their devices. Having lost trust in the subcontractor’s capabilities, Nokia sourced its
materials from elsewhere. Ericsson, on the other hand, continued to put all their eggs
in one basket, and duly paid the price: a major shortage soon materialised, meaning
production was stalled. Huge losses were made and inevitably, market shares fell. To
add insult to injury, Nokia produced cheaper phones than its rivals. When asked why
Ericsson did not attempt to take inspiration from profitable designs of the Finnish
firm, which concentrated on producing affordable pieces of equipment of lesser
sophistication, a designer answered ‘If you want a phone that looks like a piece of
soap, then …’

Enter Sony, a new kid on the block with less than 1% shares in the mobile phones
market. The two firms embarked on a joint venture together in October 2001, with the
aim introducing a technology which seemed trivial to me when it was initially brought
in 2005, but is now one of the defining features of a mobile phone: photography. More
on that later…

Against expectations, market shares actually fell after the establishment of the
venture, though this was no different to other firms. A stock market valuation of the
world’s telecom carriers and suppliers had declined by $3.8 trillion from a peak of
$6.3 trillion in March 2000. Nevertheless, Sony Ericsson kept on going, injecting
more funds for R&D in its efforts to curb losses.

Sony Ericsson’s successful children together include the K750i and W800i. Launched

in 2005, the K-series phone packed a 2 megapixel camera while the W-series phone
was the first to bear the signature ‘walkman’ logo. Within a few years, new models
as well as developments of future successors of existing models were rolled off the
production line: T-series, Z-series, C-series (with Sony Cybershot technology) and
eventually my personal favourite, the X-series (more recent models are equipped with
advanced Bravia and Exmor R technology).

Even with incredible sales figures most of the time, Sony Ericsson was still financially
weak at the core. Apple’s unveiling of the iPhone in Q3 of 2007 saw Sony Ericsson’s
cash reserves deflate from €2.2bn to €599m. This meant LG Electronics overtook
its adversary in Q1 2008, when company’s profits fell significantly by 43% to
€133 million, with sales falling by 8% and market share falling from 9.4% to 7.9%.
Net profit crashed again by 97% in Q2 2008, leading to 2000 job losses. In Q3, profits
were around the same level, though sales were up due to the release of a newer model,
the C950.

The Sony Xperia S is the latest addition to the X-series. What’s more special is that
it’s the first Sony phone. With a 1.5Ghz dual-core processor and 1Gb of RAM, it
makes light work of normal tasks. But its party piece is not the ultra fast processing
speeds (most top end smartphones do that anyway), it is the ultra fast focusing speeds
of the 12MP rear camera and NFC (Near Field Communication) technology. The
latter is has been used for years, in Oyster Cards and contactless payment. Now, NFC
tags are used by Sony to activate some of a set of commands on the phone.

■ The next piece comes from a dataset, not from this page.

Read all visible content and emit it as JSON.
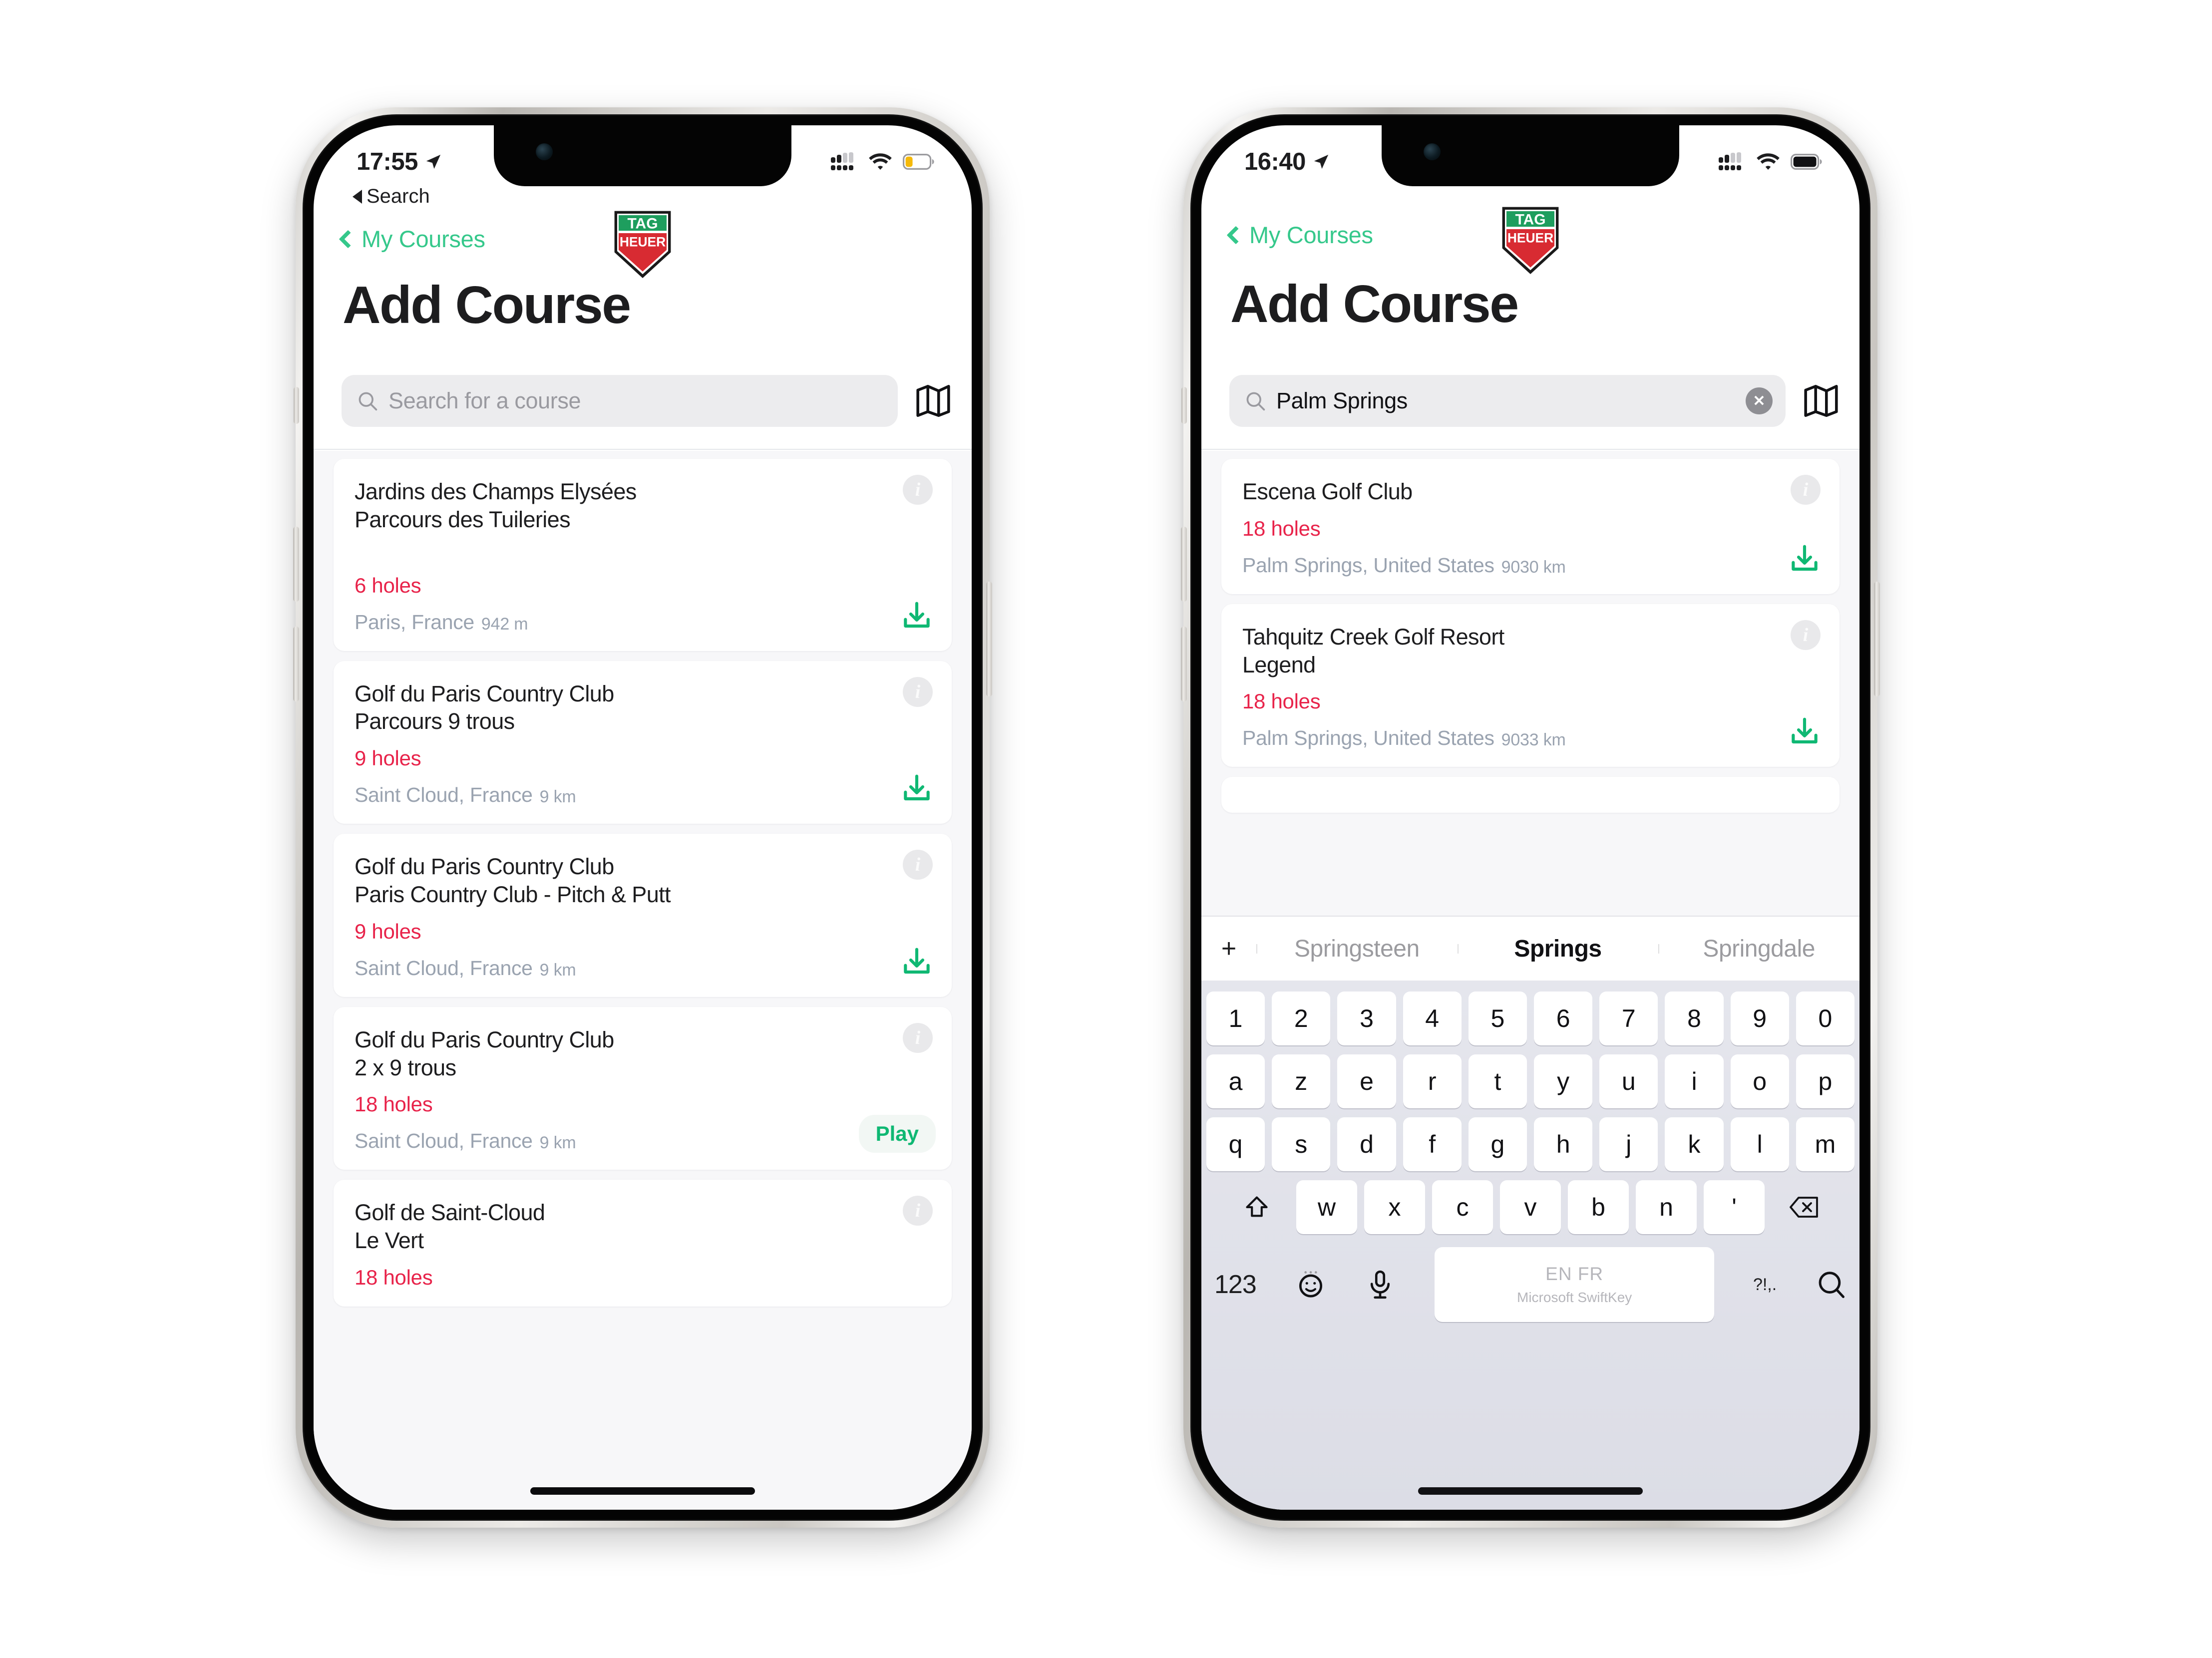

Industry experts are very excited about the Xperia S. Sony’s first phone is shaping up
to be a real hardware powerhouse, and its alluring design will turn heads without a
shadow of doubt. The display and camera are particularly worth of note. It’s coming
to the UK in March and I think it’ll certainly follow the booming sales figures of
previous phones, but I’m not too sure if this single product will change the financial
circumstances of Sony’s mobile phone division.

Contributed by Hin Cheong Wong